**Task details**
Gather, from the data below, each line in which the word "сезон" occurs.

**Given entries**
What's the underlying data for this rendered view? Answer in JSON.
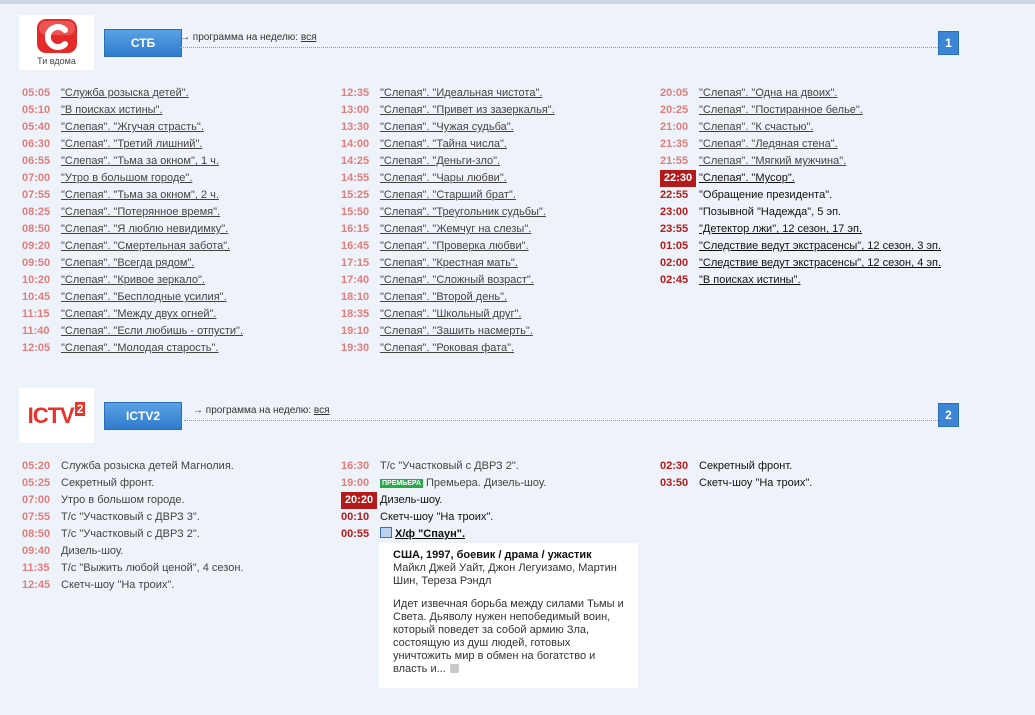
{
  "channels": [
    {
      "name": "СТБ",
      "logo_text": "Ти вдома",
      "week_prefix": "→ программа на неделю:",
      "week_link": "вся",
      "number": "1",
      "columns": [
        [
          {
            "time": "05:05",
            "title": "\"Служба розыска детей\".",
            "state": "past",
            "link": true
          },
          {
            "time": "05:10",
            "title": "\"В поисках истины\".",
            "state": "past",
            "link": true
          },
          {
            "time": "05:40",
            "title": "\"Слепая\". \"Жгучая страсть\".",
            "state": "past",
            "link": true
          },
          {
            "time": "06:30",
            "title": "\"Слепая\". \"Третий лишний\".",
            "state": "past",
            "link": true
          },
          {
            "time": "06:55",
            "title": "\"Слепая\". \"Тьма за окном\", 1 ч.",
            "state": "past",
            "link": true
          },
          {
            "time": "07:00",
            "title": "\"Утро в большом городе\".",
            "state": "past",
            "link": true
          },
          {
            "time": "07:55",
            "title": "\"Слепая\". \"Тьма за окном\", 2 ч.",
            "state": "past",
            "link": true
          },
          {
            "time": "08:25",
            "title": "\"Слепая\". \"Потерянное время\".",
            "state": "past",
            "link": true
          },
          {
            "time": "08:50",
            "title": "\"Слепая\". \"Я люблю невидимку\".",
            "state": "past",
            "link": true
          },
          {
            "time": "09:20",
            "title": "\"Слепая\". \"Смертельная забота\".",
            "state": "past",
            "link": true
          },
          {
            "time": "09:50",
            "title": "\"Слепая\". \"Всегда рядом\".",
            "state": "past",
            "link": true
          },
          {
            "time": "10:20",
            "title": "\"Слепая\". \"Кривое зеркало\".",
            "state": "past",
            "link": true
          },
          {
            "time": "10:45",
            "title": "\"Слепая\". \"Бесплодные усилия\".",
            "state": "past",
            "link": true
          },
          {
            "time": "11:15",
            "title": "\"Слепая\". \"Между двух огней\".",
            "state": "past",
            "link": true
          },
          {
            "time": "11:40",
            "title": "\"Слепая\". \"Если любишь - отпусти\".",
            "state": "past",
            "link": true
          },
          {
            "time": "12:05",
            "title": "\"Слепая\". \"Молодая старость\".",
            "state": "past",
            "link": true
          }
        ],
        [
          {
            "time": "12:35",
            "title": "\"Слепая\". \"Идеальная чистота\".",
            "state": "past",
            "link": true
          },
          {
            "time": "13:00",
            "title": "\"Слепая\". \"Привет из зазеркалья\".",
            "state": "past",
            "link": true
          },
          {
            "time": "13:30",
            "title": "\"Слепая\". \"Чужая судьба\".",
            "state": "past",
            "link": true
          },
          {
            "time": "14:00",
            "title": "\"Слепая\". \"Тайна числа\".",
            "state": "past",
            "link": true
          },
          {
            "time": "14:25",
            "title": "\"Слепая\". \"Деньги-зло\".",
            "state": "past",
            "link": true
          },
          {
            "time": "14:55",
            "title": "\"Слепая\". \"Чары любви\".",
            "state": "past",
            "link": true
          },
          {
            "time": "15:25",
            "title": "\"Слепая\". \"Старший брат\".",
            "state": "past",
            "link": true
          },
          {
            "time": "15:50",
            "title": "\"Слепая\". \"Треугольник судьбы\".",
            "state": "past",
            "link": true
          },
          {
            "time": "16:15",
            "title": "\"Слепая\". \"Жемчуг на слезы\".",
            "state": "past",
            "link": true
          },
          {
            "time": "16:45",
            "title": "\"Слепая\". \"Проверка любви\".",
            "state": "past",
            "link": true
          },
          {
            "time": "17:15",
            "title": "\"Слепая\". \"Крестная мать\".",
            "state": "past",
            "link": true
          },
          {
            "time": "17:40",
            "title": "\"Слепая\". \"Сложный возраст\".",
            "state": "past",
            "link": true
          },
          {
            "time": "18:10",
            "title": "\"Слепая\". \"Второй день\".",
            "state": "past",
            "link": true
          },
          {
            "time": "18:35",
            "title": "\"Слепая\". \"Школьный друг\".",
            "state": "past",
            "link": true
          },
          {
            "time": "19:10",
            "title": "\"Слепая\". \"Зашить насмерть\".",
            "state": "past",
            "link": true
          },
          {
            "time": "19:30",
            "title": "\"Слепая\". \"Роковая фата\".",
            "state": "past",
            "link": true
          }
        ],
        [
          {
            "time": "20:05",
            "title": "\"Слепая\". \"Одна на двоих\".",
            "state": "past",
            "link": true
          },
          {
            "time": "20:25",
            "title": "\"Слепая\". \"Постиранное белье\".",
            "state": "past",
            "link": true
          },
          {
            "time": "21:00",
            "title": "\"Слепая\". \"К счастью\".",
            "state": "past",
            "link": true
          },
          {
            "time": "21:35",
            "title": "\"Слепая\". \"Ледяная стена\".",
            "state": "past",
            "link": true
          },
          {
            "time": "21:55",
            "title": "\"Слепая\". \"Мягкий мужчина\".",
            "state": "past",
            "link": true
          },
          {
            "time": "22:30",
            "title": "\"Слепая\". \"Мусор\".",
            "state": "now",
            "link": true
          },
          {
            "time": "22:55",
            "title": "\"Обращение президента\".",
            "state": "future",
            "link": false
          },
          {
            "time": "23:00",
            "title": "\"Позывной \"Надежда\", 5 эп.",
            "state": "future",
            "link": false
          },
          {
            "time": "23:55",
            "title": "\"Детектор лжи\", 12 сезон, 17 эп.",
            "state": "future",
            "link": true
          },
          {
            "time": "01:05",
            "title": "\"Следствие ведут экстрасенсы\", 12 сезон, 3 эп.",
            "state": "future",
            "link": true
          },
          {
            "time": "02:00",
            "title": "\"Следствие ведут экстрасенсы\", 12 сезон, 4 эп.",
            "state": "future",
            "link": true
          },
          {
            "time": "02:45",
            "title": "\"В поисках истины\".",
            "state": "future",
            "link": true
          }
        ]
      ]
    },
    {
      "name": "ICTV2",
      "logo_text": "ICTV",
      "logo_sup": "2",
      "week_prefix": "→ программа на неделю:",
      "week_link": "вся",
      "number": "2",
      "columns": [
        [
          {
            "time": "05:20",
            "title": "Служба розыска детей Магнолия.",
            "state": "past",
            "link": false
          },
          {
            "time": "05:25",
            "title": "Секретный фронт.",
            "state": "past",
            "link": false
          },
          {
            "time": "07:00",
            "title": "Утро в большом городе.",
            "state": "past",
            "link": false
          },
          {
            "time": "07:55",
            "title": "Т/с \"Участковый с ДВРЗ 3\".",
            "state": "past",
            "link": false
          },
          {
            "time": "08:50",
            "title": "Т/с \"Участковый с ДВРЗ 2\".",
            "state": "past",
            "link": false
          },
          {
            "time": "09:40",
            "title": "Дизель-шоу.",
            "state": "past",
            "link": false
          },
          {
            "time": "11:35",
            "title": "Т/с \"Выжить любой ценой\", 4 сезон.",
            "state": "past",
            "link": false
          },
          {
            "time": "12:45",
            "title": "Скетч-шоу \"На троих\".",
            "state": "past",
            "link": false
          }
        ],
        [
          {
            "time": "16:30",
            "title": "Т/с \"Участковый с ДВРЗ 2\".",
            "state": "past",
            "link": false
          },
          {
            "time": "19:00",
            "title": "Премьера. Дизель-шоу.",
            "state": "past",
            "link": false,
            "badge": "ПРЕМЬЕРА"
          },
          {
            "time": "20:20",
            "title": "Дизель-шоу.",
            "state": "now",
            "link": false
          },
          {
            "time": "00:10",
            "title": "Скетч-шоу \"На троих\".",
            "state": "future",
            "link": false
          },
          {
            "time": "00:55",
            "title": "Х/ф \"Спаун\".",
            "state": "future",
            "link": true,
            "film": true
          }
        ],
        [
          {
            "time": "02:30",
            "title": "Секретный фронт.",
            "state": "future",
            "link": false
          },
          {
            "time": "03:50",
            "title": "Скетч-шоу \"На троих\".",
            "state": "future",
            "link": false
          }
        ]
      ]
    }
  ],
  "popup": {
    "head": "США, 1997, боевик / драма / ужастик",
    "cast": "Майкл Джей Уайт, Джон Легуизамо, Мартин Шин, Тереза Рэндл",
    "desc": "Идет извечная борьба между силами Тьмы и Света. Дьяволу нужен непобедимый воин, который поведет за собой армию Зла, состоящую из душ людей, готовых уничтожить мир в обмен на богатство и власть и..."
  }
}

**Solution to this problem**
            "title": "\"Детектор лжи\", 12 сезон, 17 эп.",
            "title": "\"Следствие ведут экстрасенсы\", 12 сезон, 3 эп.",
            "title": "\"Следствие ведут экстрасенсы\", 12 сезон, 4 эп.",
            "title": "Т/с \"Выжить любой ценой\", 4 сезон.",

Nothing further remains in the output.